Have the previous members given the reunion their blessing? and what are they up to now?

RB: There is only one original member that is no longer involved with the band and that is guitarist Frank Michaels. We tried to get Frank to join in but his schedule made it impossible. Frank has given our current line up and string of shows his blessings. 

How’s the new guitarist Don Sanders (of the Idle Rich) fitting in?

RB: Frank’s replacement is Don Sanders from Providence’s Medicine Ball and the Idle Rich. Don was a long time fan and is a gifted guitarist with a shit ton of energy and a nasty sense of humor, so yeah he fits right in.

PB: Don is fitting in great, he gets it

DS: I was at The Proletariat’s shows even before the original Soma Holiday came out. Idle Rich had played many shows with The Proletariat back in the day, so it was good that I was very familiar with the band and their sound. I wanted to get it all right and I consulted with Frank Michaels on the songs and guitar tones.

So far you’ve got four reunion shows booked, are their plans for anymore ?

RB: We have 4 shows confirmed for this leg of shows, New Haven, Boston, Providence and NYC. We hope to string together a few more dates in early 2017, thinking east coast, and if we are fortunate maybe we can do a whole bunch.

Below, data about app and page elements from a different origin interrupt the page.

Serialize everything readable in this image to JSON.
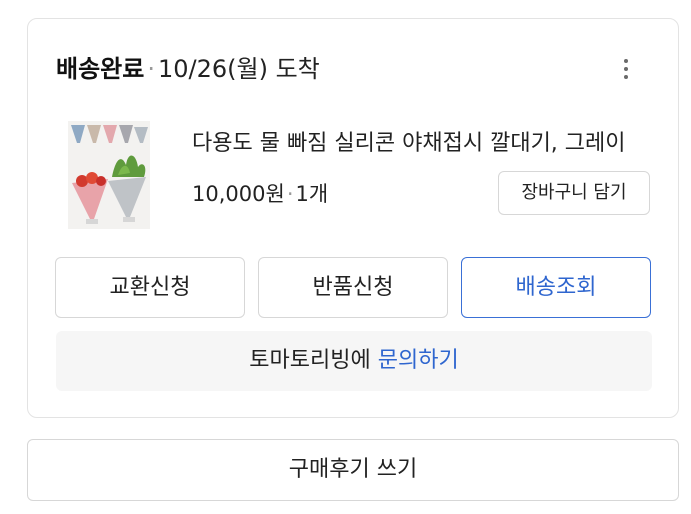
{
  "order": {
    "status": "배송완료",
    "separator": "·",
    "arrival_date": "10/26(월) 도착",
    "more_icon": "more-vertical-icon"
  },
  "product": {
    "name": "다용도 물 빠짐 실리콘 야채접시 깔대기, 그레이",
    "price": "10,000원",
    "separator": "·",
    "quantity": "1개",
    "cart_button_label": "장바구니 담기"
  },
  "actions": {
    "exchange_label": "교환신청",
    "return_label": "반품신청",
    "tracking_label": "배송조회"
  },
  "inquiry": {
    "seller": "토마토리빙에",
    "link_label": "문의하기"
  },
  "review_button_label": "구매후기 쓰기",
  "colors": {
    "accent": "#2f66cf",
    "border": "#d7d7d7",
    "inquiry_background": "#f6f6f6"
  }
}
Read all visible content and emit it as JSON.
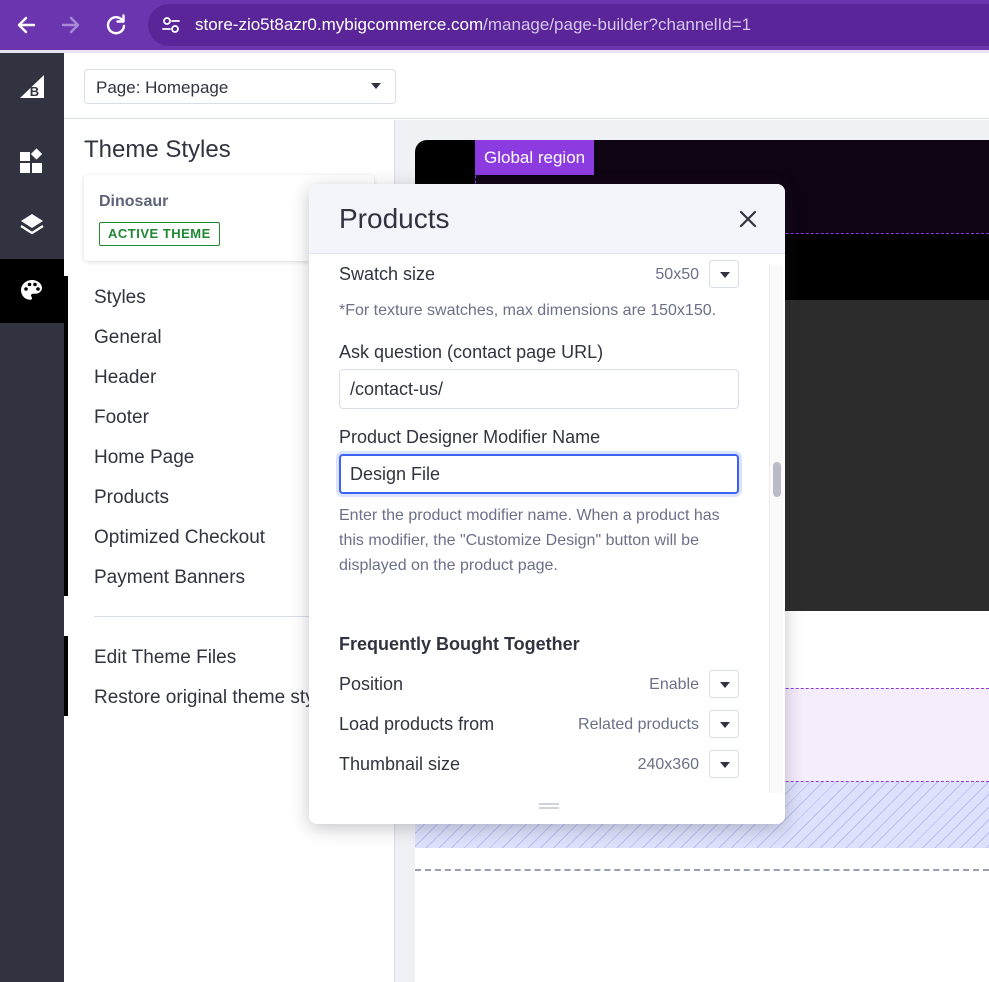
{
  "browser": {
    "url_host": "store-zio5t8azr0.mybigcommerce.com",
    "url_path": "/manage/page-builder?channelId=1",
    "back_icon": "arrow-left-icon",
    "forward_icon": "arrow-right-icon",
    "reload_icon": "reload-icon",
    "site_info_icon": "tune-icon"
  },
  "rail": {
    "items": [
      "bigcommerce-logo-icon",
      "widgets-icon",
      "layers-icon",
      "palette-icon"
    ],
    "active": "palette-icon"
  },
  "page_select": {
    "label": "Page: Homepage"
  },
  "sidebar": {
    "title": "Theme Styles",
    "theme_name": "Dinosaur",
    "theme_badge": "ACTIVE THEME",
    "menu": [
      "Styles",
      "General",
      "Header",
      "Footer",
      "Home Page",
      "Products",
      "Optimized Checkout",
      "Payment Banners"
    ],
    "secondary": [
      "Edit Theme Files",
      "Restore original theme sty"
    ]
  },
  "preview": {
    "global_region_label": "Global region"
  },
  "modal": {
    "title": "Products",
    "swatch_label": "Swatch size",
    "swatch_value": "50x50",
    "swatch_help": "*For texture swatches, max dimensions are 150x150.",
    "ask_label": "Ask question (contact page URL)",
    "ask_value": "/contact-us/",
    "designer_label": "Product Designer Modifier Name",
    "designer_value": "Design File",
    "designer_help": "Enter the product modifier name. When a product has this modifier, the \"Customize Design\" button will be displayed on the product page.",
    "fbt_title": "Frequently Bought Together",
    "rows": [
      {
        "label": "Position",
        "value": "Enable"
      },
      {
        "label": "Load products from",
        "value": "Related products"
      },
      {
        "label": "Thumbnail size",
        "value": "240x360"
      }
    ]
  },
  "colors": {
    "browser_bar": "#6b35b0",
    "rail": "#313440",
    "global_region": "#8c3be0",
    "active_badge": "#208831",
    "focus_ring": "#3c64f4"
  }
}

I would love to tour Europe and hit the west coast of the states too.  We’ll see. 

Are there any plans to record anything new in the studio?

RB: While we are mainly focused on getting the songs for the set as tight as possible, we are also working on new material, which I would say kind of answers the question of whether or not we will be recording again, I certainly hope so.

As someone who was around in the early years of punk what are your feelings about the 40th anniversary, does punk still mean the same thing as it did when you were first around?

RB: In my early punk days the level of energy was unlike anything I had ever felt, there were a million bands, new stuff was discovered every week.  Pre-internet finding this new stuff wasn’t easy, you had to search it out.  It was dizzying, there were tons of shows to see, British bands, NYC bands, noise bands, HC bands, LA, DC… it was great. Obviously it isn’t like that today. I think that punk instilled a certain “leeriness” in me. I tend to question everything, motives, policies, people’s opinions. I am sure that to those that didn’t live it comes across as odd, perhaps a bit rude.  I don’t think it will ever change and I am good with that.

Do you have any particular favourite memories, and are their any bands you’re still in touch with from the eighties?

RB: One of my favourite  bands in the world is/was Boston’s Mission of Burma.  When we first started we had very small goals 1) to play the Rat in Boston 2) to record some songs and 3) to open for Mission of Burma. We were very fortunate, We played with Burma a lot and they were always incredibly cool to us. Now fast forward to 2016, our drummer Tommy, lives on the west coast and cannot practice with the rest of the band very often, so we really want to practice with a ‘live’ drummer, who comes to our rescue, Mission of Burma drummer Peter Prescott. In fact on the bill for our November 4th Providence show is Peter Prescott’s side project Minibeast, sort of a punk “circle of life” moment.   

PB: Well I think back on all the letters we received  that told us listening to our music made people think differently about the world. That’s what certain bands did for me!!

Thanks for taking the time out to talk to The Punk Site, good luck with the reunion shows and hopefully we’ll get to catch up with you next year

The reissue of The Proletariats debut Soma Holiday album will be released on SS Records this Autumn

You can purchase tickets for their first show at Café 9, New Haven, CT on the 29th October here

Tickets for the show on 3rd November at the Once Ballroom, Somerville, MA can be purchased here

Tickets for the show on 4th November at The Met, RI can be purchased here

Tickets for the New York show at St Vitus on the 5th November can be purchased here